I was about to file my taxes for 2010 when I noticed in my mailbox that I received form 1042-S (Foreign Person's U.S. Source Income Subject to Withholding) for some dividends paid by a US corporation. As I wasted a couple of hours trying to figure if I needed to file in the US or not, I figured I'd save some time for other people by writing about this.
WARNING! I am not a financial consultant and this should not be construed as advice. Don't blame me if the CRA or the IRS send you nasty letters and threaten to seize your house, car, dog, cat and wife. Do check all appropriate tax-related information for both the US and Canadian sides of the border.
Assuming you only have US stock dividends, the form 1042-S that you received should indicate 15.00 (15%) in box 5 (tax rate), assuming that you filed form W8-BEN with your stock broker prior to dividends being paid out. If you have no other US-related income than stock dividends and withholding has been claimed at 15% due to the treaty, you do not need to file US taxes as none of the conditions in the "Who Must File" section of the instructions for form 1040NR apply.
If your form 1042-S does not indicate 15% and the form only contains dividends, you need to file a US tax return by filing form 1040NR (not 1040NR-EZ) by following the instructions for form 1040NR. Of particular note is the section "Simplified Procedure for Claiming Certain Refunds."

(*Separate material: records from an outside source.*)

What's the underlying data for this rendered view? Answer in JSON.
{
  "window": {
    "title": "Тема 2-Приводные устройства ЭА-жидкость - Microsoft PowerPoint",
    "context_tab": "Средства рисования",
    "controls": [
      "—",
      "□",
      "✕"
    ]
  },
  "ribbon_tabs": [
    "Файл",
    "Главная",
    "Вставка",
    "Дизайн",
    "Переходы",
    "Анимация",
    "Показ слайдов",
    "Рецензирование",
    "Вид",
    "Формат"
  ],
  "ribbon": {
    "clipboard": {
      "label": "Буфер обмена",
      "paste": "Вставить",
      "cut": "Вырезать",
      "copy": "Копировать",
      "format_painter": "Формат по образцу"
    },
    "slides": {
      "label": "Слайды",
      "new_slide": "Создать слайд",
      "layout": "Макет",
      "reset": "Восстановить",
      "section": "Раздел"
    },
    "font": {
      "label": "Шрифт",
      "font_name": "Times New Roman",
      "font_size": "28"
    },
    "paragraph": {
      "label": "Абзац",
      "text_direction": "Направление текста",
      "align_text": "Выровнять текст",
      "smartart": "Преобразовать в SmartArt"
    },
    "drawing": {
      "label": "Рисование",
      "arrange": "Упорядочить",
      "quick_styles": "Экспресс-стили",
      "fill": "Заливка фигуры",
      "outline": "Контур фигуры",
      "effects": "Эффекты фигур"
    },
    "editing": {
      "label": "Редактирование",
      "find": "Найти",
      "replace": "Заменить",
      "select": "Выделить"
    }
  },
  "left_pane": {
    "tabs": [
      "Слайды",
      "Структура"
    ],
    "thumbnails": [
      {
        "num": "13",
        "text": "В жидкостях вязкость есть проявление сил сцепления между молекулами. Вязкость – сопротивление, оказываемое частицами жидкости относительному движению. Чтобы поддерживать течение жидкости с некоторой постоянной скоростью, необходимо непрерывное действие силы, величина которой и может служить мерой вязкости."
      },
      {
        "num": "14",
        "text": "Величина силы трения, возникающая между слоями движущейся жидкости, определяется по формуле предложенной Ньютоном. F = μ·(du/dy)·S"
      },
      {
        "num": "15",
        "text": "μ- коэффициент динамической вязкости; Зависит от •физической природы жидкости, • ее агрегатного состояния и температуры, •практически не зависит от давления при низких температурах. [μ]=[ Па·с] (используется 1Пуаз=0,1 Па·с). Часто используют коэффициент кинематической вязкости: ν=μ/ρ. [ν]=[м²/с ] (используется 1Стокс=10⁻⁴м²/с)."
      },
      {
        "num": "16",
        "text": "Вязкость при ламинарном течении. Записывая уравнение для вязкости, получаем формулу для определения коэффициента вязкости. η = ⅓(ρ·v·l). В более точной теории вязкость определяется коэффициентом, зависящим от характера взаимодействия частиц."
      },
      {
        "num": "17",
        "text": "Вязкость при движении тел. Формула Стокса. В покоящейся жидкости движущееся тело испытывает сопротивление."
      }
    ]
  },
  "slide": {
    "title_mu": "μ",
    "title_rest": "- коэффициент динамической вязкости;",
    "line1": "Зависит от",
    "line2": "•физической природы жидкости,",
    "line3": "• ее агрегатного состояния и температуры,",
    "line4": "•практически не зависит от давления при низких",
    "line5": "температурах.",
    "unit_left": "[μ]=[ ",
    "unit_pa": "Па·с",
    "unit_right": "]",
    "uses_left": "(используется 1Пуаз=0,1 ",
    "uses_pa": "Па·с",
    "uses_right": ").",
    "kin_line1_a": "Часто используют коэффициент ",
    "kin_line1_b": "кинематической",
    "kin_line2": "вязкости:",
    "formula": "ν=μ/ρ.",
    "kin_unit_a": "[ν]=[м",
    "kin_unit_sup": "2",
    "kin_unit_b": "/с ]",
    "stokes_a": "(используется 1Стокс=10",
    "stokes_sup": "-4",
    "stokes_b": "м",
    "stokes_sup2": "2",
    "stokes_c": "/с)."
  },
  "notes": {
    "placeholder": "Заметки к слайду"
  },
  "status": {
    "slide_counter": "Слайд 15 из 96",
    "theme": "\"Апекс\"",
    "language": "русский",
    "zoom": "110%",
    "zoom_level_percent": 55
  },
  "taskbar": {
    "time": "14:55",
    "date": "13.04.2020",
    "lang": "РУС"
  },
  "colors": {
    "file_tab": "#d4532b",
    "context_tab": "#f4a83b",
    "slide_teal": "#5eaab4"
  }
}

Now, when filing your Canadian taxes, you will need to file form T2209 and indicate the amount of tax that was paid to the US government. If withholding was appropriately done, add the form 1042-S to your Canadian tax file, otherwise you will probably need to add a copy of your form 1040NR as well to indicate the amount of taxes that were paid to the US government as "Any amount of tax you paid to a foreign government in excess of the amount you had to pay according to a tax treaty is considered a voluntary contribution and does not qualify as foreign taxes paid." You will also need to report the dividends as income on line 121.

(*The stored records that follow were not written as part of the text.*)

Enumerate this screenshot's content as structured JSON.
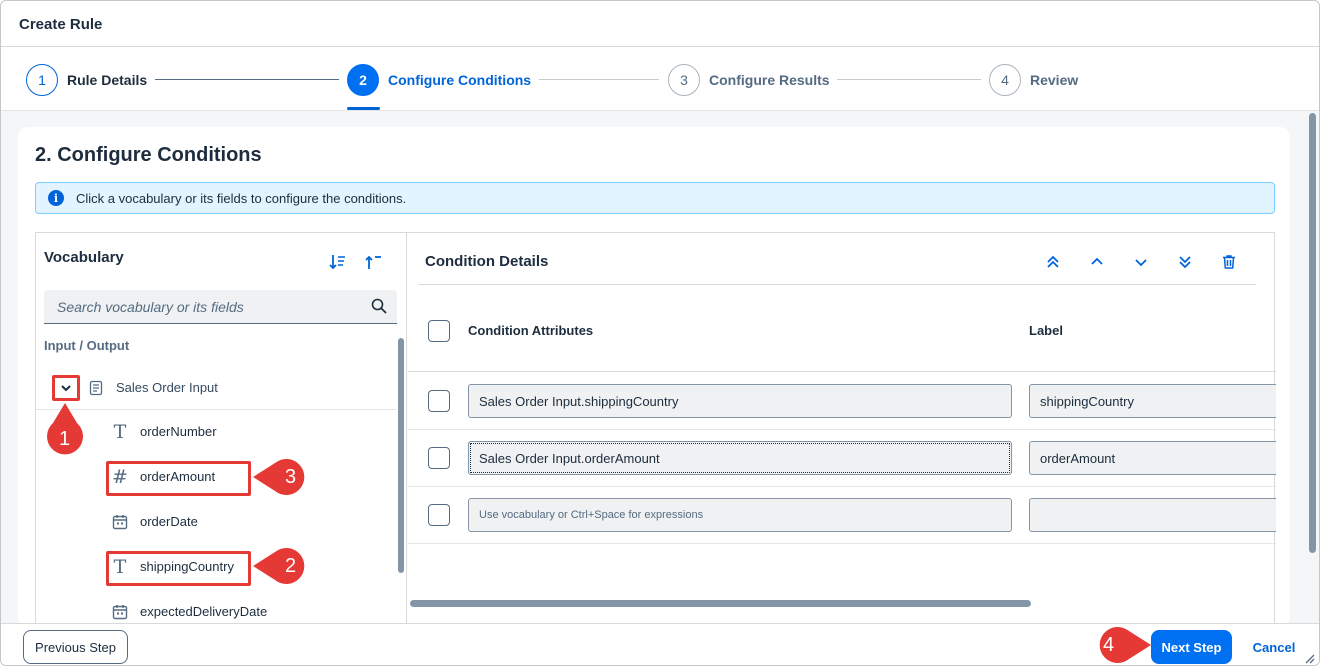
{
  "dialog": {
    "title": "Create Rule"
  },
  "wizard": {
    "steps": [
      {
        "number": "1",
        "label": "Rule Details",
        "state": "completed"
      },
      {
        "number": "2",
        "label": "Configure Conditions",
        "state": "active"
      },
      {
        "number": "3",
        "label": "Configure Results",
        "state": "inactive"
      },
      {
        "number": "4",
        "label": "Review",
        "state": "inactive"
      }
    ]
  },
  "main": {
    "heading": "2. Configure Conditions",
    "info_message": "Click a vocabulary or its fields to configure the conditions."
  },
  "vocabulary": {
    "title": "Vocabulary",
    "search_placeholder": "Search vocabulary or its fields",
    "group_label": "Input / Output",
    "root": {
      "label": "Sales Order Input",
      "icon": "structure-icon",
      "expanded": true
    },
    "fields": [
      {
        "label": "orderNumber",
        "icon": "text-type-icon"
      },
      {
        "label": "orderAmount",
        "icon": "number-type-icon"
      },
      {
        "label": "orderDate",
        "icon": "calendar-icon"
      },
      {
        "label": "shippingCountry",
        "icon": "text-type-icon"
      },
      {
        "label": "expectedDeliveryDate",
        "icon": "calendar-icon"
      }
    ]
  },
  "condition_details": {
    "title": "Condition Details",
    "columns": {
      "attributes": "Condition Attributes",
      "label": "Label"
    },
    "rows": [
      {
        "attribute": "Sales Order Input.shippingCountry",
        "label": "shippingCountry"
      },
      {
        "attribute": "Sales Order Input.orderAmount",
        "label": "orderAmount"
      },
      {
        "attribute_placeholder": "Use vocabulary or Ctrl+Space for expressions",
        "label": ""
      }
    ]
  },
  "footer": {
    "previous_label": "Previous Step",
    "next_label": "Next Step",
    "cancel_label": "Cancel"
  },
  "callouts": [
    "1",
    "2",
    "3",
    "4"
  ],
  "colors": {
    "accent": "#0070f2",
    "callout": "#e53935",
    "info_bg": "#e1f4ff"
  }
}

Of course, you should double check all of the above information with the appropriate sections of both the Canadian and US tax codes and I hope that this has been helpful.